Nestle Toll House cookie dough returns; Linda Rivera still hospitalized

In Room 519 of Kindred Hospital, Linda Rivera can no longer speak.

Her mute state, punctuated only by groans, is the latest downturn in the swift collapse of her health that began in May when she curled up on her living room couch and nonchalantly ate several spoonfuls of the Nestlé cookie dough her family had been consuming for years. Federal health officials believe she is among 80 people in 31 states sickened by cookie dough contaminated with a deadly bacteria, E. coli O157:H7.

The impact of the infection has been especially severe for Rivera and nine other victims who developed a life-threatening complication known as hemolytic uremic syndrome. One, a 4-year-old girl from South Carolina, had a stroke and is partially paralyzed.

But good news. Two weeks ago, Nestle announced, in breathless PR-speak,

After almost two months of being out of the U.S. marketplace, Nestle USA is pleased to announce that Nestle Toll House refrigerated cookie dough is returning to stores this week.

To make it easy for both retail partners and consumers to identify the new batch of cookie dough, a blue "New Batch" label will appear on all new production cookie dough items.

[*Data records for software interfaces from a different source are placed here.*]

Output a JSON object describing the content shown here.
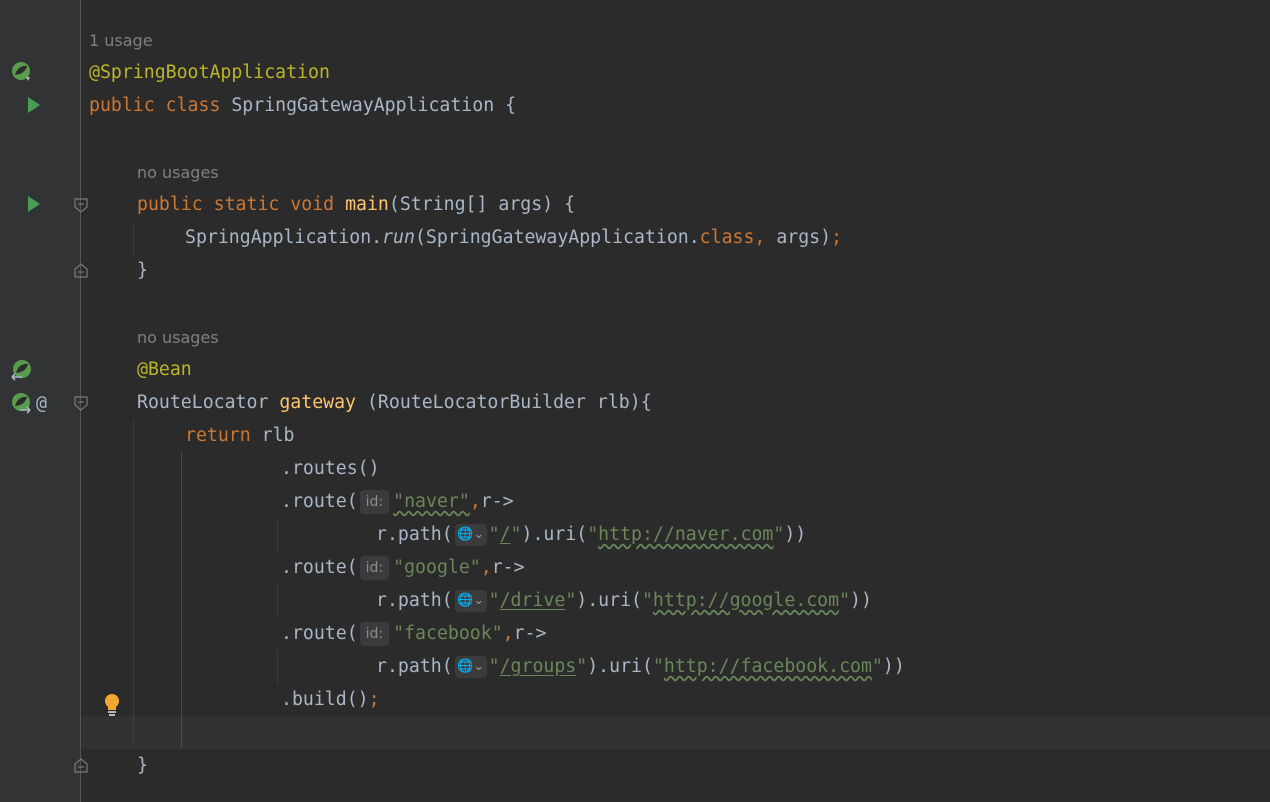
{
  "hints": {
    "class_usage": "1 usage",
    "main_usage": "no usages",
    "gateway_usage": "no usages"
  },
  "code": {
    "l_annotation": "@SpringBootApplication",
    "l_class_public": "public",
    "l_class_class": "class",
    "l_class_name": " SpringGatewayApplication {",
    "l_main_public": "public",
    "l_main_static": "static",
    "l_main_void": "void",
    "l_main_name": "main",
    "l_main_params": "(String[] args) {",
    "l_run_obj": "SpringApplication.",
    "l_run_method": "run",
    "l_run_args": "(SpringGatewayApplication.",
    "l_run_class": "class",
    "l_run_comma": ",",
    "l_run_rest": " args)",
    "l_run_semi": ";",
    "l_close_brace": "}",
    "l_bean": "@Bean",
    "l_gw_type": "RouteLocator ",
    "l_gw_name": "gateway",
    "l_gw_params": " (RouteLocatorBuilder rlb){",
    "l_return": "return",
    "l_rlb": " rlb",
    "l_routes": ".routes()",
    "route_prefix": ".route(",
    "param_hint": "id:",
    "route1_id": "\"naver\"",
    "route2_id": "\"google\"",
    "route3_id": "\"facebook\"",
    "route_comma": ",",
    "route_lambda": "r->",
    "path_prefix": "r.path(",
    "globe_glyph": "🌐⌄",
    "quote": "\"",
    "path1": "/",
    "path2": "/drive",
    "path3": "/groups",
    "uri_mid": ").uri(",
    "uri1": "http://naver.com",
    "uri2": "http://google.com",
    "uri3": "http://facebook.com",
    "uri_end": "))",
    "build": ".build()",
    "build_semi": ";",
    "at_sign": "@"
  },
  "icons": [
    "spring-bean-icon",
    "run-icon",
    "fold-icon",
    "lightbulb-icon"
  ],
  "colors": {
    "background": "#2b2b2b",
    "gutter": "#313335",
    "keyword": "#cc7832",
    "annotation": "#bbb529",
    "function": "#ffc66d",
    "string": "#6a8759",
    "text": "#a9b7c6",
    "run_green": "#499c54"
  }
}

Nestle Toll House shipping cases also are marked in blue (rather than the previous black) to denote new production and will contain the statement: "Do not consume raw cookie dough." The adoption of this distinct labeling is the result of helpful discussions between Food & Drug Administration (FDA) officials and Nestle, following reports of E.coli O157:H7 illnesses that appeared to be related to the consumption of raw cookie dough.

I bet the discussions were helpful. Probably similar to the ones ConAgra had with the U.S. Department of Agriculture geniuses who said, safe cooking instructions for frozen $0.50 pot pies should tell consumers to use a thermometer to make sure the pie is safe. Food safety is a shared responsibility apparently means it’s the consumer’s responsibility, especially in foods that may be perceived as ready-to-eat.

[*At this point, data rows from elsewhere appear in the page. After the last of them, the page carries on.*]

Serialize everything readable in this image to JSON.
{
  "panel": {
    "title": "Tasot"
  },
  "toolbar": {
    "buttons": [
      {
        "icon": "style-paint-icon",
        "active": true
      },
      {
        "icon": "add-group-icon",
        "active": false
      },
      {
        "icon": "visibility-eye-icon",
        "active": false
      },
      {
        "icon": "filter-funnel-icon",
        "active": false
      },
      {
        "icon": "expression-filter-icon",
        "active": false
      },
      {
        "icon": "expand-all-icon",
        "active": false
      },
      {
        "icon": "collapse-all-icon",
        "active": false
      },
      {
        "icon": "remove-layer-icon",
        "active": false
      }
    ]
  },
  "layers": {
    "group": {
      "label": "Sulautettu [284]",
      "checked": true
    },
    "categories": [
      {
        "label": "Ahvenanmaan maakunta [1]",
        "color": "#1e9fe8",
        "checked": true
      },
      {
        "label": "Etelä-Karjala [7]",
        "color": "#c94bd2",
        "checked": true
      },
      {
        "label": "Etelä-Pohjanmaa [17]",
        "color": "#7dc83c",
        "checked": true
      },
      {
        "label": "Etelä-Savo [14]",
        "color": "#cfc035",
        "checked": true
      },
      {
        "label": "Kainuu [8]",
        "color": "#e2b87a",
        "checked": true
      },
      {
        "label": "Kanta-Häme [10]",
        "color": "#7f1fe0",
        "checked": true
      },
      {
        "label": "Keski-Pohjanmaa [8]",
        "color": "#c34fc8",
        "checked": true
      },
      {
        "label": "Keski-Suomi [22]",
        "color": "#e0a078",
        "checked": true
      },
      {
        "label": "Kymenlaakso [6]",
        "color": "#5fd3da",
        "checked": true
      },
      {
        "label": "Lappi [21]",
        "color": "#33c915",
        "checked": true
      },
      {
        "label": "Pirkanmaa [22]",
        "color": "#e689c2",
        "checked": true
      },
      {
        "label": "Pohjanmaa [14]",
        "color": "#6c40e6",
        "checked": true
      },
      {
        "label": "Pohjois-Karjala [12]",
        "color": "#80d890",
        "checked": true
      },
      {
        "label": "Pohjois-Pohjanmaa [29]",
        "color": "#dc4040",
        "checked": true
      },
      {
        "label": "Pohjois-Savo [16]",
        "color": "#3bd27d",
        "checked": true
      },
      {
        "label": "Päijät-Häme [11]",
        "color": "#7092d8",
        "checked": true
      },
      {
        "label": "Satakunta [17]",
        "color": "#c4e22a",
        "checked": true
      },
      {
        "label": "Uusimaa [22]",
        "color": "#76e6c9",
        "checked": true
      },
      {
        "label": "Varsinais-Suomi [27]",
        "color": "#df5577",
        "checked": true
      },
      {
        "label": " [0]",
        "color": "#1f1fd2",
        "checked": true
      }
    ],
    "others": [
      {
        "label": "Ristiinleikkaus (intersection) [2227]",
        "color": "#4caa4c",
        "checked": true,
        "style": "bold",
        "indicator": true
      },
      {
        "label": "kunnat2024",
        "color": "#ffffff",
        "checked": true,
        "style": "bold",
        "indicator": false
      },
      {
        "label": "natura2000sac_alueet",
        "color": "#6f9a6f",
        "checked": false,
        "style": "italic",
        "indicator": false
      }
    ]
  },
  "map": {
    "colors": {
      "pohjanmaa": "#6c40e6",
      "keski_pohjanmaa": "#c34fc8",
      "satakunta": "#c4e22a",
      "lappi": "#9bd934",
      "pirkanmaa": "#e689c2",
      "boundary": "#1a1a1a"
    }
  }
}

This is what the new Nestle cookie label looks like, on a package I picked up at a local store on Saturday (front, above, right; back, below, left).

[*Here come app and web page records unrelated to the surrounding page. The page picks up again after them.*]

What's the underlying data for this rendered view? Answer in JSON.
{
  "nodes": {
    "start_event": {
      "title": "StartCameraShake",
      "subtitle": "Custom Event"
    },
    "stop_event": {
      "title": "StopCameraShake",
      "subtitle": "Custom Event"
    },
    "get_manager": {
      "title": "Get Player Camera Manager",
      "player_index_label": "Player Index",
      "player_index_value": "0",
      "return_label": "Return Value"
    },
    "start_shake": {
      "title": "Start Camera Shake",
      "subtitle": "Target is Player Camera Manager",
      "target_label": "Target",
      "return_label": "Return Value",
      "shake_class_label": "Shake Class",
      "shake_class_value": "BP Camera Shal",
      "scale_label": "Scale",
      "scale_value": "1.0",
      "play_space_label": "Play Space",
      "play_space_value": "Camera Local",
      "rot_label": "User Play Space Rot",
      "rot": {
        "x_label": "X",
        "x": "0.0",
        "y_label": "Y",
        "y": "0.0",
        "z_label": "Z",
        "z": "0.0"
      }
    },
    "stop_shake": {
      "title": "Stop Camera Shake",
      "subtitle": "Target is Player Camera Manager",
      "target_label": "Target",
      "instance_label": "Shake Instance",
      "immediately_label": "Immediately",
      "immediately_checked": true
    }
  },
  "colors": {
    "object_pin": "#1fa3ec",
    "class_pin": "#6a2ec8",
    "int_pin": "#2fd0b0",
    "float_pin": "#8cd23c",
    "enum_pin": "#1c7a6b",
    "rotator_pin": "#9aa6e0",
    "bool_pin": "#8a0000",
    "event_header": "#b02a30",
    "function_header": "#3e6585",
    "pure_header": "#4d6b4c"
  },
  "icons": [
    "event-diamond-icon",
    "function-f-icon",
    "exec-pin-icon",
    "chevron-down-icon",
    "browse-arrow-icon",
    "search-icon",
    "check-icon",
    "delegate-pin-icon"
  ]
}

Labeling is a lousy way to provide information about food safety risks, but better than nothing. I’m sure Nestle and ConAgra, in the best interests of their consumers, will publicly release the evaluative data they (probably? maybe?) acquired to show that these particular labels have a positive impact on consumer food safety behavior.